Component data from apps and pages
#####
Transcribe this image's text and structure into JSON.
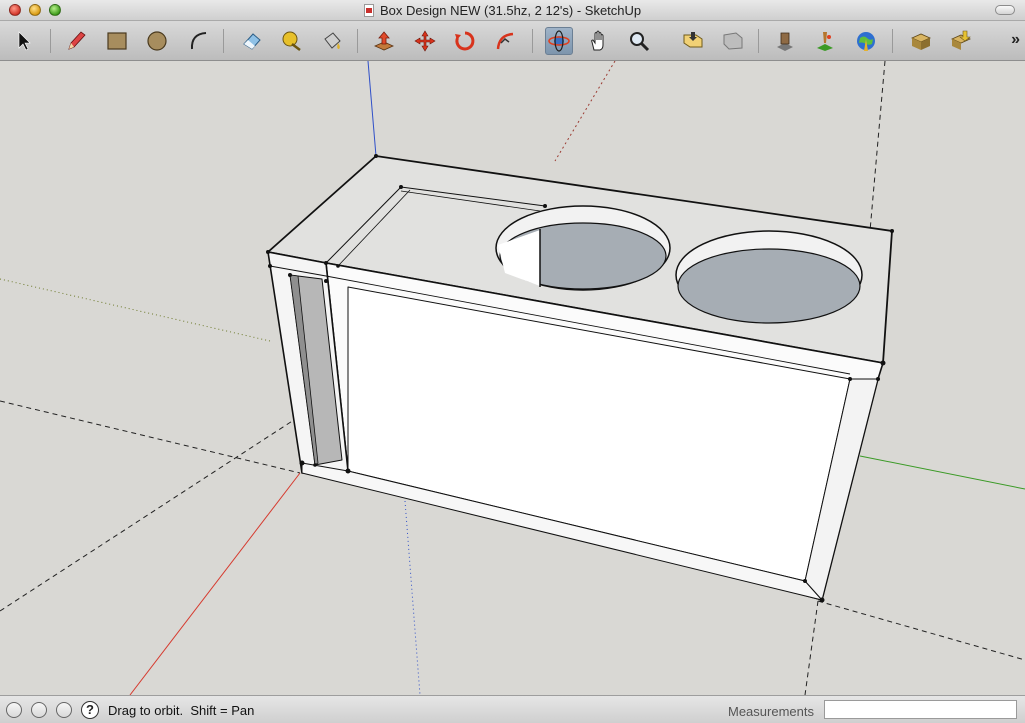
{
  "window": {
    "title": "Box Design NEW (31.5hz, 2 12's) - SketchUp"
  },
  "toolbar": {
    "tools": [
      {
        "name": "select-tool",
        "icon": "arrow-cursor-icon"
      },
      {
        "name": "pencil-tool",
        "icon": "pencil-icon"
      },
      {
        "name": "rectangle-tool",
        "icon": "rectangle-icon"
      },
      {
        "name": "circle-tool",
        "icon": "circle-icon"
      },
      {
        "name": "arc-tool",
        "icon": "arc-icon"
      },
      {
        "name": "eraser-tool",
        "icon": "eraser-icon"
      },
      {
        "name": "tape-measure-tool",
        "icon": "tape-measure-icon"
      },
      {
        "name": "paint-bucket-tool",
        "icon": "paint-bucket-icon"
      },
      {
        "name": "push-pull-tool",
        "icon": "push-pull-icon"
      },
      {
        "name": "move-tool",
        "icon": "move-icon"
      },
      {
        "name": "rotate-tool",
        "icon": "rotate-icon"
      },
      {
        "name": "follow-me-tool",
        "icon": "follow-me-icon"
      },
      {
        "name": "orbit-tool",
        "icon": "orbit-icon",
        "active": true
      },
      {
        "name": "pan-tool",
        "icon": "hand-icon"
      },
      {
        "name": "zoom-tool",
        "icon": "magnifier-icon"
      },
      {
        "name": "zoom-extents-tool",
        "icon": "zoom-extents-icon"
      },
      {
        "name": "previous-view-tool",
        "icon": "previous-view-icon"
      },
      {
        "name": "get-models-tool",
        "icon": "get-models-icon"
      },
      {
        "name": "place-model-tool",
        "icon": "place-model-icon"
      },
      {
        "name": "google-earth-tool",
        "icon": "google-earth-icon"
      },
      {
        "name": "share-component-tool",
        "icon": "share-component-icon"
      },
      {
        "name": "get-components-tool",
        "icon": "get-components-icon"
      }
    ],
    "overflow_label": "»"
  },
  "status": {
    "hint": "Drag to orbit.  Shift = Pan",
    "help_symbol": "?",
    "measurements_label": "Measurements",
    "measurements_value": ""
  },
  "colors": {
    "background": "#d9d8d4",
    "axis_red": "#d63a2e",
    "axis_green": "#3a9a25",
    "axis_blue": "#3050c8",
    "face_light": "#ffffff",
    "face_grey": "#e1e1df",
    "hole_inner": "#a6adb4"
  }
}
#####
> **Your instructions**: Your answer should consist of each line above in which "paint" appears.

> **Response**:
        "name": "paint-bucket-tool",
        "icon": "paint-bucket-icon"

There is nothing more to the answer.